Jon is finishing up his JD/MBA this semester and will be working at a FinTech company called CBXmarket in New York City after graduation. Christina is clerking for Judge Mala Sundar in New Jersey Tax Court and is interested in working in healthcare law in the future. The couple have a daughter, named Addison.
Adam Wilson ’13 and Samantha Gross ’14 were both attending Rutgers Law School in Camden, but finally got to know each other their 3L year when they worked together on the Journal of Law and Public Policy.
Gross was the Editor-in-Chief and Wilson was on the Executive Board. He knew she liked Scotch so he surprised her with a bottle of his favorite brand and the two shared a casual drink together before going out on an official date. After their first date, Wilson wrote her a “Motion to Compel a Second Date” in the style of a legal motion. It worked – the couple dated for more than three years before getting married in September 2017.
After graduation, Wilson went to work for Hinkle, Fingles, Prio & Fischer, a firm that specializes in representing parents and families of people with developmental disabilities. Gross, who also earned her master’s degree in public health, worked for Pepper Hamilton before getting her current job as in-house counsel for a hospital system.
Their advice to other law students? Gross said, “Law school is challenging both mentally and socially. The uncertainty of grades, competing with your classmates and friends, it leads to more intense relationships with friends and romantically. That vulnerable environment made falling in love hard, but also established the bonds that kept us together afterwards.”

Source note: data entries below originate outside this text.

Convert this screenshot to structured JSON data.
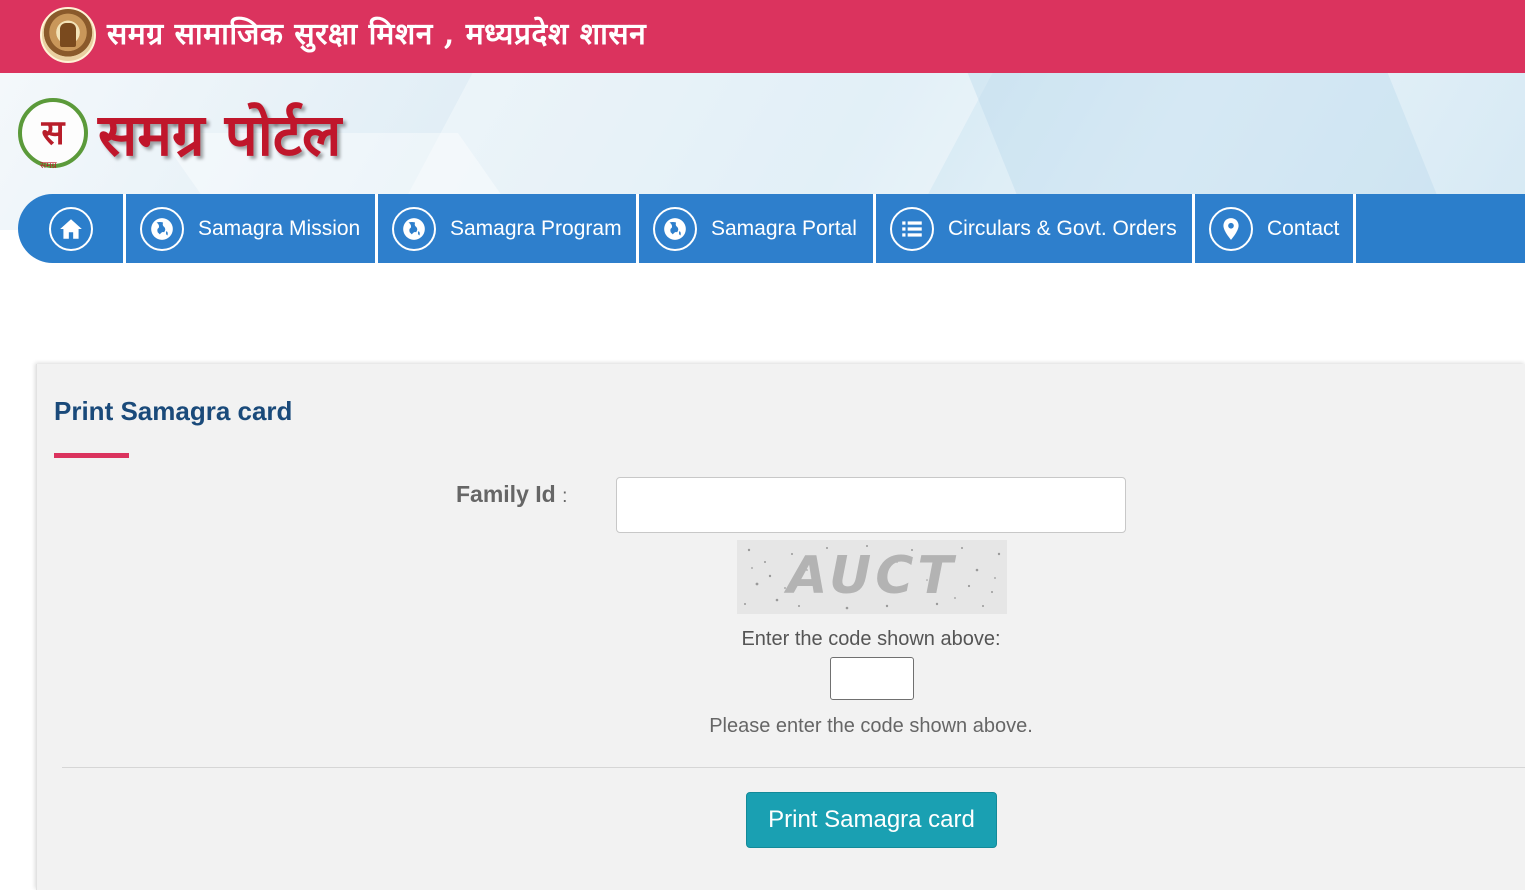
{
  "header": {
    "title": "समग्र सामाजिक सुरक्षा मिशन , मध्यप्रदेश शासन",
    "logo_caption": "समग्र",
    "portal_title": "समग्र पोर्टल",
    "logo_glyph": "स"
  },
  "nav": {
    "items": [
      {
        "label": "Samagra Mission",
        "icon": "globe-icon"
      },
      {
        "label": "Samagra Program",
        "icon": "globe-icon"
      },
      {
        "label": "Samagra Portal",
        "icon": "globe-icon"
      },
      {
        "label": "Circulars & Govt. Orders",
        "icon": "list-icon"
      },
      {
        "label": "Contact",
        "icon": "location-pin-icon"
      }
    ],
    "home_icon": "home-icon"
  },
  "form": {
    "title": "Print Samagra card",
    "family_id_label": "Family Id",
    "family_id_colon": ":",
    "family_id_value": "",
    "captcha_text": "AUCT",
    "code_label": "Enter the code shown above:",
    "code_value": "",
    "code_hint": "Please enter the code shown above.",
    "submit_label": "Print Samagra card"
  },
  "colors": {
    "topbar": "#db335e",
    "nav": "#2b7ecb",
    "title": "#1a4a7a",
    "button": "#1aa0b2"
  }
}
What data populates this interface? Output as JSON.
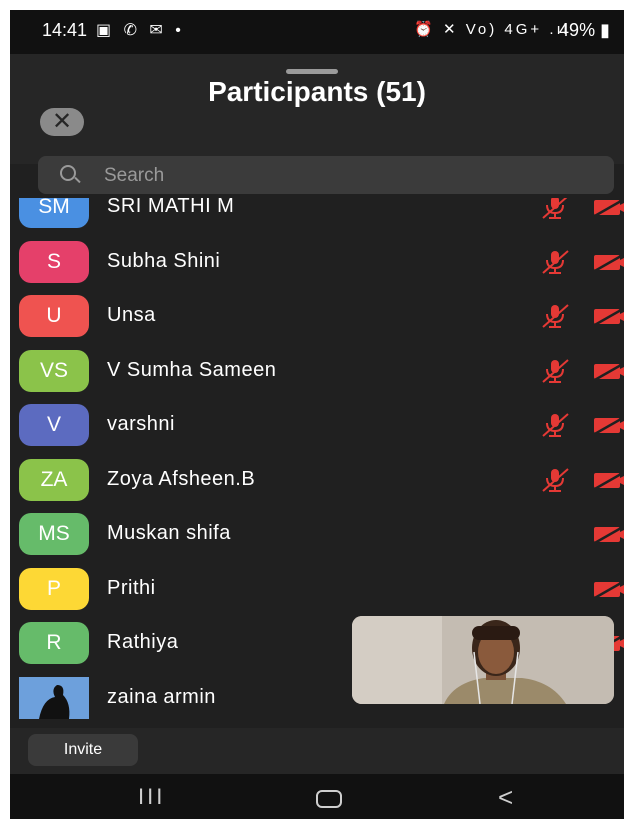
{
  "status_bar": {
    "time": "14:41",
    "left_icons": "▣ ✆ ✉ •",
    "right_icons": "⏰ ✕ Vo) 4G+ .ıl",
    "battery": "49%"
  },
  "header": {
    "title": "Participants (51)",
    "close_icon": "✕"
  },
  "search": {
    "placeholder": "Search"
  },
  "participants": [
    {
      "initials": "SM",
      "name": "SRI MATHI M",
      "color": "#4a90e2",
      "mic_muted": true,
      "video_off": true
    },
    {
      "initials": "S",
      "name": "Subha Shini",
      "color": "#e5406a",
      "mic_muted": true,
      "video_off": true
    },
    {
      "initials": "U",
      "name": "Unsa",
      "color": "#ef5350",
      "mic_muted": true,
      "video_off": true
    },
    {
      "initials": "VS",
      "name": "V Sumha Sameen",
      "color": "#8bc34a",
      "mic_muted": true,
      "video_off": true
    },
    {
      "initials": "V",
      "name": "varshni",
      "color": "#5c6bc0",
      "mic_muted": true,
      "video_off": true
    },
    {
      "initials": "ZA",
      "name": "Zoya Afsheen.B",
      "color": "#8bc34a",
      "mic_muted": true,
      "video_off": true
    },
    {
      "initials": "MS",
      "name": "Muskan shifa",
      "color": "#66bb6a",
      "mic_muted": false,
      "video_off": true
    },
    {
      "initials": "P",
      "name": "Prithi",
      "color": "#fdd835",
      "mic_muted": false,
      "video_off": true
    },
    {
      "initials": "R",
      "name": "Rathiya",
      "color": "#66bb6a",
      "mic_muted": false,
      "video_off": true
    },
    {
      "initials": "",
      "name": "zaina armin",
      "color": "#1e88e5",
      "mic_muted": false,
      "video_off": false
    }
  ],
  "footer": {
    "invite_label": "Invite"
  },
  "nav": {
    "recent": "III",
    "back": "<"
  }
}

And Wilson said supporting each other through the bar exam was stressful, but strengthened their relationship. His rules for a happy marriage: “Don't lie to your partner even about seemingly inconsequential things,” he said. “And always remember that they are your best friend and treat them with respect."